Tron: Legacy wasn’t quite universally praised, but it created a strong cult following. Director Joseph Kosinski made his big-screen debut with that glass-and-neon scifi number, but his follow-up is something more personal. Based on a story of his own creation, Oblivion stars Tom Cruise as one of the last maintenance workers on an Earth that’s been abandoned in the distant future. The fun begins when he makes a shocking discovery that ultimately forces him to question everything he thought to be true.
I’m crazy about Kosinski’s eye for detailed, highly original visuals, and any story where the main character’s perceptions of the world around him are peeled back like layers on an onion has me drooling.
12. World War Z
I don’t really care about all the reports of difficulties and interpersonal strife on the set. All that matters is how the movie turns out. The biggest challenge is turning Max Brooks’ unconventional novel into a narrative. One of my favorite writers, J. Michael Straczynski, wrote a (currently uncredited) draft of the film, and another personal favorite, Damon Lindelof, was brought in as script doctor after filming had begun. The trailer shows off zombies that move like a sea of super-fast ants, and the flick’s got star power in the form of Brad Pitt and his hair. With zombie mania at an all-time high, WWZ could be a case of the iron striking at exactly the right moment. Or it could be a monumental (and very expensive) train wreck. Either way, it’s going to be impossible to ignore.
13. Jack the Giant Slayer
While biding his time waiting for Fox to give him back the reigns to the X-Men franchise, Bryan Singer churned out this fairy-tale-slash-fantasy that imagines “Jack and the Beanstalk” as a big-budget family/fantasy adventure. The cast includes rising star Nicholas Hoult (X-Men: First Class, Warm Bodies) as Jack and Ewan MacGregor as a stout-hearted but bumbling knight — which will probably be worth the price of admission alone. Hollywood’s sudden fascination with fairy tales shows no signs of slowing, but this looks like one of the few that’s actually worth watching.

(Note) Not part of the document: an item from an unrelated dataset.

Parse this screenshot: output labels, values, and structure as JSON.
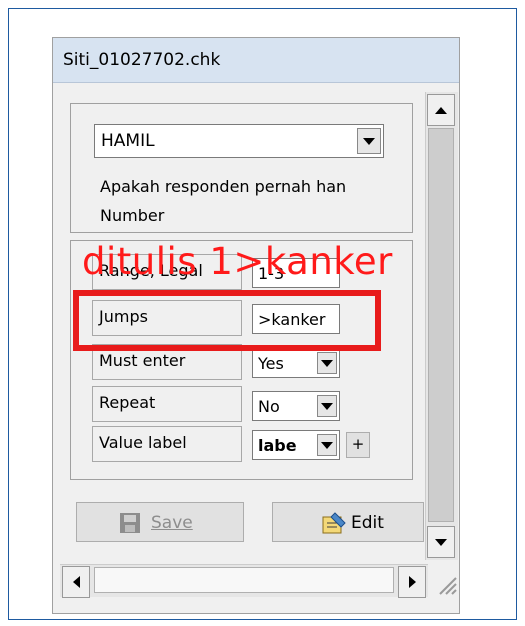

The Wizard of Oz has never done anything for me, but Sam Raimi’s prequel Oz the Great and Powerful (March 8th) looks fascinating. Monster’s University (June 21st) should be fun even if Pixar hasn’t done anything all that compelling in the last few years. A pair of distant-future-set scifi pics have my hopes high, but there’s cause for trepidation with both: We’ve been waiting for an adaptation of the novel Ender’s Game (November 1st) for years, and Harrison Ford’s presence is encouraging, but X-Men Origins: Wolverine and Tsotsi director Gavin Hood feels like an odd fit for the material. Meanwhile, Will and Jaiden Smith co-starring in After Earth (June 7th) — about a military father and son pair marooned on Earth long after it has been abandoned and overrun by vicious new animal species — sounds cool, but once-visionary director M. Night Shyamalan hasn’t done anything good since Lady In the Water (hey, shut up! I liked that one). And then there’s the star-studded, tasteless-and-flaunting-it comedy that’s sure to be my (and your) most gut-busting guilty pleasure, Movie 43 (January 25th). Go watch the redband trailer if you dare.